Having said that, there are probably only two possible choices for your new business: work from home, or find a workspace somewhere else.
Working from home is a simple and cheap solution for certain kinds of startup businesses. If your business idea is office-based, and requires you to meet your customers in their offices, then working from home might be practical. Experience has shown that you will probably need to separate your domestic space and your workspace. You will need to check with Fingal County Council Planning Department to find out if you
need planning permission for your workspace. You also need to check that your insurance policy will cover working from home.
When you work from home your business will have a residential address and telephone number. Where the
address is of importance to your business you might consider the combination of working from home with a ‘virtual’ office service, giving you a business address and professional telephone answering services, but without the cost of owning the office.
Working from a workspace away from home will generally always be more expensive, both in terms of the cost of the premises, but also in commuting to your place of work. Some business ideas will require
particular types of premises.

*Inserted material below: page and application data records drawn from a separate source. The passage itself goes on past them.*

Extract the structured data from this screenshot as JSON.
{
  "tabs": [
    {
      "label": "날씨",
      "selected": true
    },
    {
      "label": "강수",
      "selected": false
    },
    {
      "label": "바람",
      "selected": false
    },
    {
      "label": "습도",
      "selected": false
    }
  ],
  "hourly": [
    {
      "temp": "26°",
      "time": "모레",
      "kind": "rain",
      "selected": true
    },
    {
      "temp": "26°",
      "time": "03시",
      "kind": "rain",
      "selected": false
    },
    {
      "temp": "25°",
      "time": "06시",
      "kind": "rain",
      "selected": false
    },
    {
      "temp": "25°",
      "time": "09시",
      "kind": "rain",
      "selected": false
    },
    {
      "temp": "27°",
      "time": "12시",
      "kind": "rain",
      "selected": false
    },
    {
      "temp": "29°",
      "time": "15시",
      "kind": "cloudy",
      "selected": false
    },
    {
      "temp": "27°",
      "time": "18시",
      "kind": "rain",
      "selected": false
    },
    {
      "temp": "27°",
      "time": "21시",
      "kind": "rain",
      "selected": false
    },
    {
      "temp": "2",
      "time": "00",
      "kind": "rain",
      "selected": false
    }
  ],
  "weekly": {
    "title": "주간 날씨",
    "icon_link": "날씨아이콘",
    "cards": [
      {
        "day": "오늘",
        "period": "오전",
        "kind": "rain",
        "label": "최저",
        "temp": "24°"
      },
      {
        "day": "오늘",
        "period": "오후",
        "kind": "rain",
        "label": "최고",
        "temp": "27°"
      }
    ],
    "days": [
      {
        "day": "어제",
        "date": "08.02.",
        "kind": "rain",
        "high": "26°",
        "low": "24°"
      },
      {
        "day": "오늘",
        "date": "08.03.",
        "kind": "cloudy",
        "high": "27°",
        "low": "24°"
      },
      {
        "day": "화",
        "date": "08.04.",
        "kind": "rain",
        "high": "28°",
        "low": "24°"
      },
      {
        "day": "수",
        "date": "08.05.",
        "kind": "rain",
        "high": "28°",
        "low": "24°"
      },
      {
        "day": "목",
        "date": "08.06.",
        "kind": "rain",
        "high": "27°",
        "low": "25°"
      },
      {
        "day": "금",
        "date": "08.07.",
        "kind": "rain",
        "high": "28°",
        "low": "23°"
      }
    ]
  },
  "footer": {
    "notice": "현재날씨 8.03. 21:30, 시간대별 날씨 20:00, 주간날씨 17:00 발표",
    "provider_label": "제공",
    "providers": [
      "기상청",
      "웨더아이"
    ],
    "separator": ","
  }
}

Light industrial businesses and food production businesses have very individual
requirements that must be matched to particular buildings, and will probably include specialist services such as threephase electricity.
If you are looking for a high street location to develop a retail business, then you must do a lot of research. You will need to be sure of the number of people passing your door, and whether these people are potential shoppers for your product. Good retail space will always be expensive, but location will be
vital if your retail business is to prosper.
If you find yourself in the position of needing planning permission for your new business, do not despair. Fingal County Council Planning Department has done much work to make the planning system much more streamlined. The Council is very keen to encourage new business, even more so in the current economic climate.
There are three types of planning permission: outline permission, (full) permission, and permission consequent on outline permission.
If you want to see if the planning authority agrees in principle to you building on a particular site, or building a large extension, you might apply for outline permission, which will require you to produce only the plans and particulars that are necessary to enable the planning authority to make a decision in relation to the site, layout or other proposals for development.
If you get outline permission, you will have to submit detailed drawings and receive consequent permission before you start building work. Generally, outline permissions have a 3-year duration.
Full planning permission will require you to provide all of the details above, plus technical details relating to the fabric of the building and the type of construction to be employed.
If the local authority decides to give you planning permission, you will get a notice of intention to grant planning permission. If no one appeals the decision to An Bord Pleanála within four weeks of the date
of this decision, you will get grant of permission from the local authority.
Generally, the local planning authority must make a decision on a planning application within eight weeks of
receiving the application, but if the local authority needs more information, or the decision is appealed, it may take much longer.
It is an offence to carry out any work that requires planning permission, without planning permission, and the offence can carry very heavy fines and imprisonment. However, if a genuine mistake has been made, it is possible to apply for planning permission to retain an unauthorised development. This permission may be refused; in which case, the unauthorised development will have to be demolished.
You apply for planning permission by filling in a planning application form and submitting it, together with the required documents and fees, to Fingal County Council, Planning Department, County Hall, Main Street, Swords, Co. Dublin.
If you are employing an architect, he/ she will normally make the application on your behalf.
The Planning Department will be pleased to give you advice about how to apply, whether your proposals are likely to comply with the development plan, what other documents you will need, what the fee will be and any other requirements. It is a good idea to talk to the Council before you make an application. This may save you long delays later on.
In general, you will need to submit the following documents with your application: -
Generally, in addition to planning permission, commercial development requires a fire safety certificate, and
full compliance with the Building Regulations.
The Department of the Environment, Heritage and Local Government publishes a series of leaflets on all aspects of the planning system and these are available free of charge from the Department or from planning authorities. They cover a whole range of issues including how to make a planning application, lodge an
appeal, requirements for change of use, building extensions, in a word everything you need to know but didn’t know who to ask.
These leaflets can be obtained from the Department of the Environment, Heritage and Local Government, Custom House, Dublin 1. Tel. 1890 202021. They can also be downloaded from http://www.environ.ie.